So where's the curse part? It sounds so good that they're talented and that we can afford to cultivate those talents. The curse comes with the logistics behind the activities. It's simple math: two children, a minimum of 12 practice and game times scattered throughout the week, and just one of me. I depend heavily -- very heavily -- on carpools, but even with carpools, I spend an inordinate amount of time driving in circles. One memorable day, the driving started at 1 p.m. (picking up and delivering a forgotten music folder) and ended at 8:30 p.m. (when one child's school open house finally wrapped up). In the intervening 7.5 hours, I drove 50 miles, spent 2.5 hours in traffic, rescued a pit bull (don't ask), stuffed various types of unhealthy food into all family members (except for the dog, who got her usual delicious kibble), and transferred 5 children, other than my own, to various destinations.
Days like that (which are frequent enough to justify all the gray hairs I'm sprouting) have two types of fallout. The first, as I noted at the beginning of this post, is that I don't have time to blog. Heck, I barely have time to brush my teeth.
The other fallout is that I become desperate just to get a way from it all.
None of the tasks I do, taken individually, is very arduous. Taken all together, though, they become completely overwhelming. For a long time, I had this fantasy that I got very sick. It was a peculiar sickness, though. It had no symptoms, BUT (and this "but" is the important part) the only way to treat it was for me to stay in bed and have other people feed me. I dreamt this constantly, especially when I was sitting in motionless traffic, worrying about all the kids waiting for me.
One day, while at the bus stop with the other Moms, waiting for the bus to come and the afternoon insanity to begin, I confided my illness fantasy to the group. After everyone was done laughing (and, I must say, sympathizing), one of the Moms turned to me and said, "You don't need to get sick, honey. You need to go to a spa."
Wow! A spa! I was at a spa once, long before I had kids. It was lovely, and I wasn't even that tired when I went there. The room was beautiful. The furnishings were comfortable and sophisticated, the bed was piled with soft blankets and pillows, and the view out the window was verdant and rich. The bathroom had all these lovely products that smelled good and promised to make me soft and beautiful. (Of course, since I hadn't yet had kids, I was already soft and beautiful.) There was a crystal blue swimming pool, surrounded by brilliant green grass. Scattered about were cabanas where you could get a massage. If you were feeling energetic, there was a fully outfitted exercise room and, if you felt decadent, there was a salon with all types of beauty treatments. Being there was a treat for the senses.

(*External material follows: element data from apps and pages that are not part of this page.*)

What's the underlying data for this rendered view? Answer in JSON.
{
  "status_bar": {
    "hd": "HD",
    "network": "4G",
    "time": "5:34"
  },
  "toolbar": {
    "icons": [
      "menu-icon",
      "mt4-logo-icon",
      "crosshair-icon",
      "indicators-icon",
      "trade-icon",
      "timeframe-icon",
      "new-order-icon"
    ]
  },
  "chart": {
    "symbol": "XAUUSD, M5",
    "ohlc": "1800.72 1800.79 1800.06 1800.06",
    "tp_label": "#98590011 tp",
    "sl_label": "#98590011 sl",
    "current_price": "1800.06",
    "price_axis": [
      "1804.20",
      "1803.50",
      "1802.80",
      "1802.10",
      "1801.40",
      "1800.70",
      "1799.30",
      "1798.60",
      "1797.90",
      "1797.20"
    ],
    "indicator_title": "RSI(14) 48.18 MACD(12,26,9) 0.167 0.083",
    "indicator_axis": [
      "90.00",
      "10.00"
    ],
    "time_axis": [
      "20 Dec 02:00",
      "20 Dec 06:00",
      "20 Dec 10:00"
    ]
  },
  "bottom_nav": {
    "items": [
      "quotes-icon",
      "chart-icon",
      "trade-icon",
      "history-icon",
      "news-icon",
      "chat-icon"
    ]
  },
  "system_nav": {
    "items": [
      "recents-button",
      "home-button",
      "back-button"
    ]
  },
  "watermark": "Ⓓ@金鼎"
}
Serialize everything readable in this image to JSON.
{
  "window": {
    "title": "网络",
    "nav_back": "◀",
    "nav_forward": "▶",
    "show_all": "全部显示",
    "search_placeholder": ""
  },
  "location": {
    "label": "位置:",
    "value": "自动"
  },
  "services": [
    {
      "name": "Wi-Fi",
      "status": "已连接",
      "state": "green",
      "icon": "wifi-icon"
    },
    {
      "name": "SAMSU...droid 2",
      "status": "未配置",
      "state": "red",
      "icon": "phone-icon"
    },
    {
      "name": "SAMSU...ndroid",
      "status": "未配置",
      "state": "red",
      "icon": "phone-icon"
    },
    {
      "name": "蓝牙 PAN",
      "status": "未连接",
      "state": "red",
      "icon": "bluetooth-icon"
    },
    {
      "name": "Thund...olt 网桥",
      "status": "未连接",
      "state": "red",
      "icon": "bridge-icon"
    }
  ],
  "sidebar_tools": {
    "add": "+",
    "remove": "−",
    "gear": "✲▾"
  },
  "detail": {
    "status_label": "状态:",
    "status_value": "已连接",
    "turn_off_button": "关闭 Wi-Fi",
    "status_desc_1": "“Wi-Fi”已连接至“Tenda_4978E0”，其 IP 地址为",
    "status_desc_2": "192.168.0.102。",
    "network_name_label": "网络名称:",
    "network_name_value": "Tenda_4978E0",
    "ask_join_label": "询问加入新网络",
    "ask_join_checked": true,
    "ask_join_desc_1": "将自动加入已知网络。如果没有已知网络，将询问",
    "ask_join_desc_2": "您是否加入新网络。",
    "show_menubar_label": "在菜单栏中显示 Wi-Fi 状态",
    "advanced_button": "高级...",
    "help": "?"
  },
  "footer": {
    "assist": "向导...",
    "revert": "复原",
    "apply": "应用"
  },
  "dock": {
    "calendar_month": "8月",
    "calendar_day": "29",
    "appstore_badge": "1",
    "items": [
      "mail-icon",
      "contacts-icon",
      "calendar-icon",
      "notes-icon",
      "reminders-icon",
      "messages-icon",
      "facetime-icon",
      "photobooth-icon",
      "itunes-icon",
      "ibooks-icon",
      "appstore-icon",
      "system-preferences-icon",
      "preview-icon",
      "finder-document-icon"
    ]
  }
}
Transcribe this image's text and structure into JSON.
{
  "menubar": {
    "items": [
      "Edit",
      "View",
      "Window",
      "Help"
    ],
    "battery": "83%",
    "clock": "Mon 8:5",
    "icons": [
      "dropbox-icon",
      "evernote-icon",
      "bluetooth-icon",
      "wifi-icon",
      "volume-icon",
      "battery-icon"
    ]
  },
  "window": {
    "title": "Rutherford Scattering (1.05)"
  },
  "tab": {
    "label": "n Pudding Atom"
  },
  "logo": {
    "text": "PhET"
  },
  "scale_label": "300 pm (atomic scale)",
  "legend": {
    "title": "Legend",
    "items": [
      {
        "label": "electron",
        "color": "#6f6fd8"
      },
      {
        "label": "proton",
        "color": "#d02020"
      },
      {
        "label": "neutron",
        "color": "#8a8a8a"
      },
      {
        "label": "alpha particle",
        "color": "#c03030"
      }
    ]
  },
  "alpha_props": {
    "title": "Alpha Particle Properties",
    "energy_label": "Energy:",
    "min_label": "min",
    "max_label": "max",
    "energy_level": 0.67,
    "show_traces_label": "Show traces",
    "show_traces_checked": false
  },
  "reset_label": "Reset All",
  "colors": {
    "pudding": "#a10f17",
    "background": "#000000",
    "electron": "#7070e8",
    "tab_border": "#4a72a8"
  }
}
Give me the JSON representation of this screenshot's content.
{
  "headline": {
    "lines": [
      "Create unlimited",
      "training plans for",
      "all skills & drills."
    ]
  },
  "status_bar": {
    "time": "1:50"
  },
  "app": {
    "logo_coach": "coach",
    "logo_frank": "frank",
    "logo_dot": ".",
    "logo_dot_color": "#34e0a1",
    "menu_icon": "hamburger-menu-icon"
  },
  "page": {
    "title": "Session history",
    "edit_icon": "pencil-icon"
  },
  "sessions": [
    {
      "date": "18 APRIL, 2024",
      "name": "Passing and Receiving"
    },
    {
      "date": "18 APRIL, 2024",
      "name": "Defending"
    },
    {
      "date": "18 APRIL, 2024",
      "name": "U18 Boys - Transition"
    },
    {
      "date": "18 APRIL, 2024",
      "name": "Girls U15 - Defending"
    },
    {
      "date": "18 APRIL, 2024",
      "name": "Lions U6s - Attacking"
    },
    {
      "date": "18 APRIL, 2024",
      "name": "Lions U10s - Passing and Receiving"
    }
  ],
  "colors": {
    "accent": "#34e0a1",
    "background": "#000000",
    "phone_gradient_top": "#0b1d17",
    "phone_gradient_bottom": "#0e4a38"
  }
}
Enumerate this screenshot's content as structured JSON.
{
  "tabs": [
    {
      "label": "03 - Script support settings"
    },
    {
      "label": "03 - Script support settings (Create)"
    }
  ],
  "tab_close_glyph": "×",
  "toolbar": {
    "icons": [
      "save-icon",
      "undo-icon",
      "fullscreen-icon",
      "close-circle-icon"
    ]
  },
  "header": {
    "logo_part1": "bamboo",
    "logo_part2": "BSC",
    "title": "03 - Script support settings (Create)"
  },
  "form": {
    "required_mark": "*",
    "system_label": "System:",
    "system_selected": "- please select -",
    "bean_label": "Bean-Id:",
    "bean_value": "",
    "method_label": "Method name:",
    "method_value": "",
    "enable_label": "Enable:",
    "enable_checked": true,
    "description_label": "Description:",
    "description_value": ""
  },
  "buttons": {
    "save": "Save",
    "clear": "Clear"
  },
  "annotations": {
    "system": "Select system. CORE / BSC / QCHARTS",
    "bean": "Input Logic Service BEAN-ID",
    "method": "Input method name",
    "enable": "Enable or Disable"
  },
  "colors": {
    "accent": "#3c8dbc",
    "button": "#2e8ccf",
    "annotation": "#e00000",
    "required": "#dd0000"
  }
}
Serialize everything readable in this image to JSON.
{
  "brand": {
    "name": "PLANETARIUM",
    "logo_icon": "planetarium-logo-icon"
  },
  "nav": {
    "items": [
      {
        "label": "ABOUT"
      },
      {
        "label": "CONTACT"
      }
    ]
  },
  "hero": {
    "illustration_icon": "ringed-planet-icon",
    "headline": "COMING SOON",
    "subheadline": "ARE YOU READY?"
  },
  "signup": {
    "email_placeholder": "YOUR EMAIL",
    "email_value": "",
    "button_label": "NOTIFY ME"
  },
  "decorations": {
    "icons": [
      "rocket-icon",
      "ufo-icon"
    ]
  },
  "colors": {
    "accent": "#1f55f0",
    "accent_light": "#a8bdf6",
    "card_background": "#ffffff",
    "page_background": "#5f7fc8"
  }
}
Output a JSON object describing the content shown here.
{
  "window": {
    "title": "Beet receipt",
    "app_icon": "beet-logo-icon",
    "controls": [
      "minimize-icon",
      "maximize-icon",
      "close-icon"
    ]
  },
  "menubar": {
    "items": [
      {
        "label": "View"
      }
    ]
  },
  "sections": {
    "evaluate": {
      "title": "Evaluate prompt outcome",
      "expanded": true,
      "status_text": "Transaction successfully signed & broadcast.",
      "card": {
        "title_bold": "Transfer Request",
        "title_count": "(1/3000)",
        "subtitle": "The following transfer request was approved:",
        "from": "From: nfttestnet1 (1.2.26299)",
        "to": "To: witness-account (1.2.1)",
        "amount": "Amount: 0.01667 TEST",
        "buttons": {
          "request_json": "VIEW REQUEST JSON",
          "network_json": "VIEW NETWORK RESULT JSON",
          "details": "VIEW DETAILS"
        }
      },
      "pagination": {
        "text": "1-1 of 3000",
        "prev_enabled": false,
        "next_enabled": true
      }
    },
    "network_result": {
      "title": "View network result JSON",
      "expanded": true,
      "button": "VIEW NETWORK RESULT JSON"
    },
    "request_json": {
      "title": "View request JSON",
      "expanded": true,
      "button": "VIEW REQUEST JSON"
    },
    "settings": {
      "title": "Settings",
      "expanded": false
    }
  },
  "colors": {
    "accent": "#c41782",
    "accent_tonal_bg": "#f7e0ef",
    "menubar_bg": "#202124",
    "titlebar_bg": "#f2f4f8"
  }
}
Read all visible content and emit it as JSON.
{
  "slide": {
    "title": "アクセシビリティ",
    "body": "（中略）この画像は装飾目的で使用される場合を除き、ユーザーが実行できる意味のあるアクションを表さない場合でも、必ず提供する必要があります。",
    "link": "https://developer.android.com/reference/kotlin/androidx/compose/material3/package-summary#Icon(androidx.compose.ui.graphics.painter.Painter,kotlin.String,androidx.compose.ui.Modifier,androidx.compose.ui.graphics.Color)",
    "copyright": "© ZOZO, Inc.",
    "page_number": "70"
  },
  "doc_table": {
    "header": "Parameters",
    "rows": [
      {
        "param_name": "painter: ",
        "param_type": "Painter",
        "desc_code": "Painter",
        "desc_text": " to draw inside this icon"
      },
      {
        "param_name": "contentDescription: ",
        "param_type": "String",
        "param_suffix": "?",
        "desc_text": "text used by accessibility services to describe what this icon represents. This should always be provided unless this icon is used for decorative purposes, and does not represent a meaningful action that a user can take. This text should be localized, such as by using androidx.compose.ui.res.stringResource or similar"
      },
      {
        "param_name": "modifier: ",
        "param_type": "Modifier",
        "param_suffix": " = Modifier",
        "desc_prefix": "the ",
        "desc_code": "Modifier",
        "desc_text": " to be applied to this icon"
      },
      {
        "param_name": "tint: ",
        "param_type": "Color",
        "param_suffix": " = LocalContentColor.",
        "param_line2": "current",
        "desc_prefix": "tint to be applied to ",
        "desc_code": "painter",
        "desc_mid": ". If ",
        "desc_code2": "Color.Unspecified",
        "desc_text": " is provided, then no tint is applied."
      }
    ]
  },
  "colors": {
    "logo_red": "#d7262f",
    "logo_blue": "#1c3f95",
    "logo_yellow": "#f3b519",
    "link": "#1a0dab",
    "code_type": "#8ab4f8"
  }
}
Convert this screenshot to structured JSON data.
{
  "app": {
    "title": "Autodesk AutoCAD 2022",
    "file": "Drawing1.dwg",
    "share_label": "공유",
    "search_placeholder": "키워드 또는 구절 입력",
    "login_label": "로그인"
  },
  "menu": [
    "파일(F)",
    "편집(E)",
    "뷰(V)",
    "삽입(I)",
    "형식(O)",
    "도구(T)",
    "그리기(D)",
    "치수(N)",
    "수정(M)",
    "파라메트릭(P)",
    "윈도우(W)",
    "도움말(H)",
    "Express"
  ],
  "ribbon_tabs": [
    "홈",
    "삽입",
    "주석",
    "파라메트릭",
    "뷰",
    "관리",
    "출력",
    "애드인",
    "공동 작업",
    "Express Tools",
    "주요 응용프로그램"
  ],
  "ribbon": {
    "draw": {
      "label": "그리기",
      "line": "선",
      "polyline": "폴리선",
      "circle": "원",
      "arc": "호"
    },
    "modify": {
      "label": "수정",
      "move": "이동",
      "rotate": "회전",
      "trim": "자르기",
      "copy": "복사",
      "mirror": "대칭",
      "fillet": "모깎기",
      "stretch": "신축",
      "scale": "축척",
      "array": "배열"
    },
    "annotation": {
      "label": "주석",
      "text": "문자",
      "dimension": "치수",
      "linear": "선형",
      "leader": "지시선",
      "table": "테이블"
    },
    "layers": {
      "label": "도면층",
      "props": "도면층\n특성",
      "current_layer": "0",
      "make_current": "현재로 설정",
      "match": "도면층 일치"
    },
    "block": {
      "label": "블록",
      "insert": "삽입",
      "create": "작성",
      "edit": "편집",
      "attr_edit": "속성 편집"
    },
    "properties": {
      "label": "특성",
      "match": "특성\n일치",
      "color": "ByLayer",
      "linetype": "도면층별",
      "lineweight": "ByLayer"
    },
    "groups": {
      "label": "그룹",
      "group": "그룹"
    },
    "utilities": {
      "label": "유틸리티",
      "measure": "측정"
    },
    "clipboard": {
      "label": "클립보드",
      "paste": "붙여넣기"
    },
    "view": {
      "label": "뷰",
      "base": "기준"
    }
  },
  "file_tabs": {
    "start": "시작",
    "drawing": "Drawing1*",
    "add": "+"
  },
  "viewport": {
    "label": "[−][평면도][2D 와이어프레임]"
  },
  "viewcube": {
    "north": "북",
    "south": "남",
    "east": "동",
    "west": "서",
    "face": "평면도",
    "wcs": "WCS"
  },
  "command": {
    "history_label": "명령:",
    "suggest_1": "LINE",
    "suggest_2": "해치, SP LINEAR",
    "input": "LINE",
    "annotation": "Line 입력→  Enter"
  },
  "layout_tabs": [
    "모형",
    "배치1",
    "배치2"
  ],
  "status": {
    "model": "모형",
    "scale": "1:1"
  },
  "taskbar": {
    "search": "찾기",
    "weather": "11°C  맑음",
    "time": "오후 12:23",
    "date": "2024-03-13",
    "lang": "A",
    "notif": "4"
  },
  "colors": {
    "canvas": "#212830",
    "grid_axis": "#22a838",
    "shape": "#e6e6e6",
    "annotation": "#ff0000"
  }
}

Since getting sick is not an option, I've started taking that Mom's advice to heart. Wouldn't it be lovely to get away? I wouldn't want to go on my own, though. For one thing, I'd be lonely, since I'm a sociable creature. Not wanting to go alone, though, doesn't mean I'd want my family with me. Much as I love them, the whole point of the spa would be to get away from the family -- and to let them get a small taste of life without me. Instead, I'd want to go with friends, two or three gals who experience the same stresses I do, and who would appreciate just as much as I do the chance to stay in bed, get massages, get fed, and have fun -- all without having to get sick first.
To feed my fantasy, I check out travel sites. My favorite is Uptake, which has an unusually friendly interface, combining articles (with pictures!), and a search engine that helps me find glorious vacation spots, both with and without kids.
One of these days I'll get to that spa. Right now, though, I just work, drive and dream.